Faustine is as big an animal lover as her twin, so when the two of them find an injured bird, they bring it back home to get well. Unfortunately, the bird dies. They give the bird a funeral, which keeps getting interrupted by a nest full of noisy baby sparrows. The family watches and watches, but no mother bird comes to the nest to take care of them. They take the baby birds in and care for them until they're old enough to be released. Faustine wants to keep one of them, but (of course) the no pets rule still applies.
Bainbridge (13) is looking forward to being out of school for the year (sort of). There just isn't much to do way out on the farm, so he decides to start a football team with some of the other farm kids. Bainbridge is making some progress with getting a team together when his mother drops a bomb on the family: she's pregnant. Everyone is excited, but the whole thing gives Bainbridge an idea. The family rule had always been no pets since ten kids were enough. Since there was going to be an 11th kid, shouldn't a pet be allowed? The Rosso parents agree, and the kids decide to get a dog.
The Rossos are just about to leave for the pound to get their dog when the twins find a kitten in the ditch by the mailbox. They unanimously decide to keep the kitten instead, and they also decide to use Mrs. Rosso's baby naming system to give the kitten a name. Since they really have no way of knowing how many kids they'll end up with, they choose the last names on the Z pages as possbilities. That would make the kitten Zsa Zsa or Zuriel; we never actually find out if it's a boy or girl.
Thoughts and Things
- This book doesn't hold up as well for me as some of the others I read as a kid. That being said, I LOVE the descriptions of the farm, and all the old-fashioned, holiday, crafty stuff the family does. It makes me want to go live on a farm! :)
- I think this may be one of Ann's only books that's not written in the first person.
- I so identified with Candy's need for privacy when I was growing up. My family wasn't nearly as big, but I shared a room in our tiny house with my sister, and there was NEVER anywhere I could go to be on my own.
- Speaking of Candy, why didn't she shorten her name to Callie instead? Candy=stripper name!
- Mr. Rosso was kind of a non-entity; it's pretty clear who wore the pants in that family.....
- My mom was the SAME way about pets when I was a kid! My siblings and I all loved animals, but because she didn't want one, we didn't get to have one, either.

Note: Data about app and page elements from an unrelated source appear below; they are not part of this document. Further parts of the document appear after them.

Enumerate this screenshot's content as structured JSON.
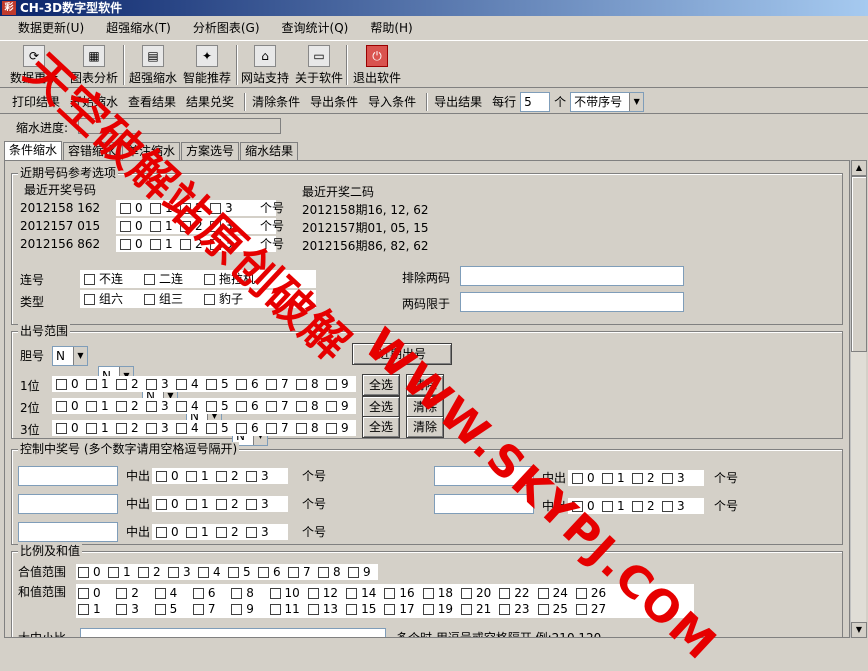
{
  "window": {
    "title": "CH-3D数字型软件"
  },
  "menu": [
    "数据更新(U)",
    "超强缩水(T)",
    "分析图表(G)",
    "查询统计(Q)",
    "帮助(H)"
  ],
  "toolbar": {
    "items": [
      "数据更新",
      "图表分析",
      "超强缩水",
      "智能推荐",
      "网站支持",
      "关于软件",
      "退出软件"
    ]
  },
  "cmdbar": {
    "items": [
      "打印结果",
      "开始缩水",
      "查看结果",
      "结果兑奖",
      "清除条件",
      "导出条件",
      "导入条件",
      "导出结果"
    ],
    "per_line_label": "每行",
    "per_line_value": "5",
    "unit": "个",
    "mode_value": "不带序号"
  },
  "progress_label": "缩水进度:",
  "tabs": [
    "条件缩水",
    "容错缩水",
    "单注缩水",
    "方案选号",
    "缩水结果"
  ],
  "recent": {
    "group_title": "近期号码参考选项",
    "left_title": "最近开奖号码",
    "right_title": "最近开奖二码",
    "rows": [
      {
        "period": "2012158",
        "num": "162",
        "two": "2012158期16, 12, 62"
      },
      {
        "period": "2012157",
        "num": "015",
        "two": "2012157期01, 05, 15"
      },
      {
        "period": "2012156",
        "num": "862",
        "two": "2012156期86, 82, 62"
      }
    ],
    "digits": [
      "0",
      "1",
      "2",
      "3"
    ],
    "unit_label": "个号",
    "lianhao_label": "连号",
    "lianhao_opts": [
      "不连",
      "二连",
      "拖拉机"
    ],
    "type_label": "类型",
    "type_opts": [
      "组六",
      "组三",
      "豹子"
    ],
    "exclude_label": "排除两码",
    "limit_label": "两码限于"
  },
  "range": {
    "group_title": "出号范围",
    "dan_label": "胆号",
    "combo_value": "N",
    "recent_btn": "近期出号",
    "rows": [
      "1位",
      "2位",
      "3位"
    ],
    "digits": [
      "0",
      "1",
      "2",
      "3",
      "4",
      "5",
      "6",
      "7",
      "8",
      "9"
    ],
    "select_all": "全选",
    "clear": "清除"
  },
  "control": {
    "group_title": "控制中奖号 (多个数字请用空格逗号隔开)",
    "hit_label": "中出",
    "digits": [
      "0",
      "1",
      "2",
      "3"
    ],
    "unit": "个号"
  },
  "ratio": {
    "group_title": "比例及和值",
    "hezhi_label": "合值范围",
    "hezhi_digits": [
      "0",
      "1",
      "2",
      "3",
      "4",
      "5",
      "6",
      "7",
      "8",
      "9"
    ],
    "sum_label": "和值范围",
    "sum_row1": [
      "0",
      "2",
      "4",
      "6",
      "8",
      "10",
      "12",
      "14",
      "16",
      "18",
      "20",
      "22",
      "24",
      "26"
    ],
    "sum_row2": [
      "1",
      "3",
      "5",
      "7",
      "9",
      "11",
      "13",
      "15",
      "17",
      "19",
      "21",
      "23",
      "25",
      "27"
    ],
    "size_label": "大中小比",
    "hint": "多个时,用逗号或空格隔开 例:210,120"
  },
  "watermark": {
    "line1": "天空破解站原创破解",
    "line2": "WWW.SKYPJ.COM"
  }
}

- This cover picture is definitely not the one I grew up with. Did they come out with a new edition at some point?
- Are turkeys really friendly enough to be a part of a petting zoo? I would have guessed not....